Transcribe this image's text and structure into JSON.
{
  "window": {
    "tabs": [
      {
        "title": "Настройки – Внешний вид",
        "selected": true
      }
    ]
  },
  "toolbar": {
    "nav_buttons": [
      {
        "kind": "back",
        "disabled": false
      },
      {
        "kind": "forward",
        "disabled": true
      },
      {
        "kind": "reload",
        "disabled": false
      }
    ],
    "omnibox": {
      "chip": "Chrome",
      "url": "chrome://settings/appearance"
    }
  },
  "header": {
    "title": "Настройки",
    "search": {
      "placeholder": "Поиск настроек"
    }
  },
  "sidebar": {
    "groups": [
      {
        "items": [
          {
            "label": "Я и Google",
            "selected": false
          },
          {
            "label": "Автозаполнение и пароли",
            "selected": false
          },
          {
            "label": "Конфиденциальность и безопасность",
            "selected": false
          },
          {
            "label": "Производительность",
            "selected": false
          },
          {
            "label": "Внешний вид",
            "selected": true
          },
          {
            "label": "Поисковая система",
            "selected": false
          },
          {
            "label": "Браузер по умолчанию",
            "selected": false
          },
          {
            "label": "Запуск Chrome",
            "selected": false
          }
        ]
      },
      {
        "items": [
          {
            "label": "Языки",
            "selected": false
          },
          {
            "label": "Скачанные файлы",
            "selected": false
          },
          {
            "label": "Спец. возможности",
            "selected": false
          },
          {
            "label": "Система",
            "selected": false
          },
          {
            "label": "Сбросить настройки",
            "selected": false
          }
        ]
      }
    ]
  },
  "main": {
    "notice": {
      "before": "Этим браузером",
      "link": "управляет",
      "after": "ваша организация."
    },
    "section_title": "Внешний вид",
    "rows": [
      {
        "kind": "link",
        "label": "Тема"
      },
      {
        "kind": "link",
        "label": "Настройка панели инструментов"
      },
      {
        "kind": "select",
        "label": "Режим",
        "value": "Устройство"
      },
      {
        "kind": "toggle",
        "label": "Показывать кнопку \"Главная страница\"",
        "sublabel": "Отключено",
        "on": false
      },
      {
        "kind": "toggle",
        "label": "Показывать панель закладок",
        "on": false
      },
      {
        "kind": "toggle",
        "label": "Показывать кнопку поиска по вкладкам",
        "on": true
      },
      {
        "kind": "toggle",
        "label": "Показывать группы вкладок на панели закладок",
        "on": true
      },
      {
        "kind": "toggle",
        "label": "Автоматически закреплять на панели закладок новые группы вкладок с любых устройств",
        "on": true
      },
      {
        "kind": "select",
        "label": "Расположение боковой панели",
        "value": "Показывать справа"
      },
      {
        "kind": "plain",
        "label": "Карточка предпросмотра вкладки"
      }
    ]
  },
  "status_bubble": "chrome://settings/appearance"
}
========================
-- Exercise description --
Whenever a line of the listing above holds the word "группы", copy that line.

-- Reply --
        "label": "Показывать группы вкладок на панели закладок",
        "label": "Автоматически закреплять на панели закладок новые группы вкладок с любых устройств",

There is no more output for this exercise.